(Page and application data records)
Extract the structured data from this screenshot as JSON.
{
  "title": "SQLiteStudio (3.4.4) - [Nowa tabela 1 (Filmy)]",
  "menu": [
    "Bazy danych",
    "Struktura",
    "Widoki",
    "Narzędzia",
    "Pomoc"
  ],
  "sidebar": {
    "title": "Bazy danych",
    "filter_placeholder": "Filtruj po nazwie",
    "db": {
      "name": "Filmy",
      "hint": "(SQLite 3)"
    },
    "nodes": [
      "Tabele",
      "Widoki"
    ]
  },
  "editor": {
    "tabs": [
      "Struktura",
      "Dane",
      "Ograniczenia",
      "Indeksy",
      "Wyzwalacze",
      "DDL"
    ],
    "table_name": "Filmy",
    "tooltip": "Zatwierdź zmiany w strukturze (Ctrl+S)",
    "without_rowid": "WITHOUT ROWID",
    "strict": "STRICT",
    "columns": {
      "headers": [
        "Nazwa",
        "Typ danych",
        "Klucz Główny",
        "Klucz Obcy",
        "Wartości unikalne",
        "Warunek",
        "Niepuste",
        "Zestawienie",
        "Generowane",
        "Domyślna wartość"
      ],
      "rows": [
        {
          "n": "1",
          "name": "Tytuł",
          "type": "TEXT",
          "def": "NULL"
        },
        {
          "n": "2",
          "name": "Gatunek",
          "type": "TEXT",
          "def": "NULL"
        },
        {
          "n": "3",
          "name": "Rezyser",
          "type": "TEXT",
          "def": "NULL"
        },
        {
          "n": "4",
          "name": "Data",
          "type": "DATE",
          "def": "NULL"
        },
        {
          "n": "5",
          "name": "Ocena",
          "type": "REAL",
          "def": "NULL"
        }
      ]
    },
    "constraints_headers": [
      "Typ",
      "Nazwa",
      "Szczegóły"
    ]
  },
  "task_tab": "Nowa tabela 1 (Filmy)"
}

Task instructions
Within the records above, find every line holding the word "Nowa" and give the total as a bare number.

Response for this exercise
2